Carriers agree government action is in order
By Peter A. Buxbaum, AJOT
Shipper and rail industry representatives battled it out last month at a hearing before a Senate subcommittee considering issues of freight rail service and capacity. Shippers contended that industry consolidation has reduced competition and service and increased carrier profits. The industry defended itself by saying that its fattened earnings are needed to finance capacity increases.
In the background, although not being directly considered by the subcommittee, is the pending passage of the Railroad Competition Act of 2005, which some see as partially undoing the deregulation effected by the Staggers Act of 1980. Some shippers supported the provisions of the proposed legislation while carriers vehemently opposed it. The rail industry agreed, however, that government action could help with industry capacity problems.
Appearing before the Subcommittee on Surface Transportation and Merchant Marine of the Senate Commerce, Science, and Transportation Committee on behalf of the American Chemistry Council, John L. McIntosh, President of Olin Corporation, a chemicals shipper, lashed out at rail carriers and the Surface Transportation Board, the agency that oversees the rail industry.
‘Railroad reliability and service are critical to our economic success,’ McIntosh proclaimed. ‘However, that is not what the nation’s railroads are providing.’
McIntosh contended that the Staggers Act has not achieved its desired results. ‘Competition has largely fizzled out,’ he said, noting that the number of Class I railroads serving North America has dropped from 63 to seven since 1977. ‘Railroad mergers reduce shipper options.
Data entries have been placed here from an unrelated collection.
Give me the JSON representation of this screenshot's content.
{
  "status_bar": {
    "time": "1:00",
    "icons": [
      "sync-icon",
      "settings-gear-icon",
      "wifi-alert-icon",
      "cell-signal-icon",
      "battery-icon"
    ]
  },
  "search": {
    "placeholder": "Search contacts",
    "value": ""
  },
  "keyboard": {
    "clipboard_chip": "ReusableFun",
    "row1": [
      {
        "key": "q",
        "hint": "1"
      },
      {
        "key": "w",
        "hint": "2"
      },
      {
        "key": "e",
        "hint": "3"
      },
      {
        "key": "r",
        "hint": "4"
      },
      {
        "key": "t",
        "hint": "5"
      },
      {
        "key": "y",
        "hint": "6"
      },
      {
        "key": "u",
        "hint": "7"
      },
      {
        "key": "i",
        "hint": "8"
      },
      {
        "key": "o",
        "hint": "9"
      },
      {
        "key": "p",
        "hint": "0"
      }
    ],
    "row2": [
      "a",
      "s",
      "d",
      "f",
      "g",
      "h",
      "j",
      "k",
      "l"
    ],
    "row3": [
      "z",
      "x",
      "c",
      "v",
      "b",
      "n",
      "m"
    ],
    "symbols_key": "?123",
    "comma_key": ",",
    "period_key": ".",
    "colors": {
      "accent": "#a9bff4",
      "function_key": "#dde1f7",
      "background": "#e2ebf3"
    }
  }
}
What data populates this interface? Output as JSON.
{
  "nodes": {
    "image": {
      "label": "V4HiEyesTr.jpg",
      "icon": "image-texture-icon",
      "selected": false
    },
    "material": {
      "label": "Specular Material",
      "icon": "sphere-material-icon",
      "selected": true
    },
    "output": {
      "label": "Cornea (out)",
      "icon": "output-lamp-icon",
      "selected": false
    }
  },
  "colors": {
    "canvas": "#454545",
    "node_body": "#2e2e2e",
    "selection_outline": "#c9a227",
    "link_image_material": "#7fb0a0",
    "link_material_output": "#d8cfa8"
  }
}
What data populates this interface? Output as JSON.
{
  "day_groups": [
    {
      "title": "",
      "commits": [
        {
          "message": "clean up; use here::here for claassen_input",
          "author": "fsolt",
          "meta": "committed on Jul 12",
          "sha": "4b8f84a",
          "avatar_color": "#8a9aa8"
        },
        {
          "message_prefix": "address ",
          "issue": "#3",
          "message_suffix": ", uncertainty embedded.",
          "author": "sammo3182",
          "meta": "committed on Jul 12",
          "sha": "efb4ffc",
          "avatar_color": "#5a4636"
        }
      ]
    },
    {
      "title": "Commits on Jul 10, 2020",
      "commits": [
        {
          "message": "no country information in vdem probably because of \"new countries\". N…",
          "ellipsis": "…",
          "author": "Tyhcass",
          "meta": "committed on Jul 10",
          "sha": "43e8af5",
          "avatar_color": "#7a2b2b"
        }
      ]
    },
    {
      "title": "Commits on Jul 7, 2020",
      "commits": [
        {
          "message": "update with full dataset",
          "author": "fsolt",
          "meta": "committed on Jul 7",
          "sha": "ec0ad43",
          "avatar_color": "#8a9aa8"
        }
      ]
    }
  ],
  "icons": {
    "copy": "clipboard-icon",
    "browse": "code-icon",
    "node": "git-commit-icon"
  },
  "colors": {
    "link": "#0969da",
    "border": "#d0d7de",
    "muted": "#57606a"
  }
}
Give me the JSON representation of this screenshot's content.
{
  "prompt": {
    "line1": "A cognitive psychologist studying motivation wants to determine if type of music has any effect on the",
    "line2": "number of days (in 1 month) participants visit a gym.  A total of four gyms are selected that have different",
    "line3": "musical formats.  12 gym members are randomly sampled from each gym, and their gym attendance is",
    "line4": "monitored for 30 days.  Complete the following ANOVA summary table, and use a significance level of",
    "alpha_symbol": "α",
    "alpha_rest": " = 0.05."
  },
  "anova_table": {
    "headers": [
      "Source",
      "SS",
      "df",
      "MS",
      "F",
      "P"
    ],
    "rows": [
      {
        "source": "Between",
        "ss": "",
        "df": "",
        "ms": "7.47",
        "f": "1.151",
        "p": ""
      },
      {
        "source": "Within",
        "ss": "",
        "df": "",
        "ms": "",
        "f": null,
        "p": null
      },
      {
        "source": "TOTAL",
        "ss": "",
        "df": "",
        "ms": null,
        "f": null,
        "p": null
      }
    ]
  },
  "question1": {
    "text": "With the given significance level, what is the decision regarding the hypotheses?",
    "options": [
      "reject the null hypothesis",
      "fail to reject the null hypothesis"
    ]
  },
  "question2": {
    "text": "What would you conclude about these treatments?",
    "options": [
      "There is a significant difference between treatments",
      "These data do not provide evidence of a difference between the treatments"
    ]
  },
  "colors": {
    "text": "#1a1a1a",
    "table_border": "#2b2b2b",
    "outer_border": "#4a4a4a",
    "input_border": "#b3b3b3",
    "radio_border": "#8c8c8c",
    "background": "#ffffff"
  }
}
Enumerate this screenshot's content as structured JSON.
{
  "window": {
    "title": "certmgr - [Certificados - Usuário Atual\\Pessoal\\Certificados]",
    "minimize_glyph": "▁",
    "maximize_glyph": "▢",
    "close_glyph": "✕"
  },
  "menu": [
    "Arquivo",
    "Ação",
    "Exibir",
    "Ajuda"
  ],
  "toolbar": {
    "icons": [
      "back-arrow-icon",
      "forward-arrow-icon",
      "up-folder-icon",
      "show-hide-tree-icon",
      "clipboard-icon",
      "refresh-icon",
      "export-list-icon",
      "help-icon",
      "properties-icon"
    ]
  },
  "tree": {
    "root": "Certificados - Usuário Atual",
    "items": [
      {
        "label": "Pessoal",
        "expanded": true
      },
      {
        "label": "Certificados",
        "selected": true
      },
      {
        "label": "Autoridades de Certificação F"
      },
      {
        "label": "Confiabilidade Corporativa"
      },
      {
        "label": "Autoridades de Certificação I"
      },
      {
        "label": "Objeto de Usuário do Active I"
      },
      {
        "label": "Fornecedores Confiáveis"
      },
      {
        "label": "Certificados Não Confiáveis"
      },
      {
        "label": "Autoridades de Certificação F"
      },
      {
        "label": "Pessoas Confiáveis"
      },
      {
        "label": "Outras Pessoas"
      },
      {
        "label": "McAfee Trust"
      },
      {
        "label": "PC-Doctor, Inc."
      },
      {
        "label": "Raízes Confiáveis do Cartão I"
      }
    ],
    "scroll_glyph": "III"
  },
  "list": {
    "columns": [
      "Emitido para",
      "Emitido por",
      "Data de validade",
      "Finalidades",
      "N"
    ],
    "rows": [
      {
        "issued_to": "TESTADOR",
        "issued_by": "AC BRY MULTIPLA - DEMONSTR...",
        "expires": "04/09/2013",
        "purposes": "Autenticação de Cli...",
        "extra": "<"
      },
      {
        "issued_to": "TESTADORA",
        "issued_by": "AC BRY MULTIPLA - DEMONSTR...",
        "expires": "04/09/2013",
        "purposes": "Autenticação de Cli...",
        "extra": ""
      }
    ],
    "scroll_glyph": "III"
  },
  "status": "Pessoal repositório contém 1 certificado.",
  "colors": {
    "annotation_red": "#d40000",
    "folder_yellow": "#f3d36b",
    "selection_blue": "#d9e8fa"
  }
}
Bottlenecks are extended when lines serving captive shippers are acquired by connecting carriers. Efficient service from independent bridge carriers disappears. Competition for service to new industrial sites is reduced or eliminated.’
He added that the government agencies charged to address competition issues, the Interstate Commerce Commission and its successor, the Surface Transportation Board, have ‘not done the job.’
McIntosh singled out rail fuel surcharge practices for particular criticism. ‘The manner in which fuel surcharges have been calculated and applied by the railroads has resulted in an over recovery in the range of $1 billion for 2005,’ he contended.
John Ficker, president of the National Industrial Transportation League, who testified at the same hearing, agreed that ‘many of the carriers’ fuel surcharge programs have significantly over-recovered the increased cost of fuel as applied to individual movements.’ NIT League initiatives ‘to discuss areas where individual carriers might consider improving their fuel surcharge programs,’ received positive responses from BNSF, the Canadian National, and the Canadian Pacific, but not from other carriers.
Ficker also criticized the government’s regulatory structure. ‘The current rate relief process is expensive, time-consuming, complex, and largely inaccessible to most shippers,’ he said. ‘The League has presented to the STB numerous suggestions for improving the agency’s small shipment rate complaint process. To date, however, the STB has not acted on these suggestions.’
Shippers mainly complain, not surprisingly, about higher rail rates, a situation brought about, according to Ficker, by capacity constraints. ‘Since 1980, demand for rail transportation has steadily increased while rail capacity has declined,’ despite healthy recent carrier earnings, he said. ‘Many shippers are facing double digit rate increases along with reduced or deteriorating service. Rate negotiations have become a take-it-or-leave-it proposition for many shippers.’
Higher rail earnings
Edward Hamberger, CEO of the Association of American Railroads, threw a different light on the same facts. ‘Rail earnings over the past year have been significantly higher than their historical norm,’ he acknowledged, but they are ‘still below average withi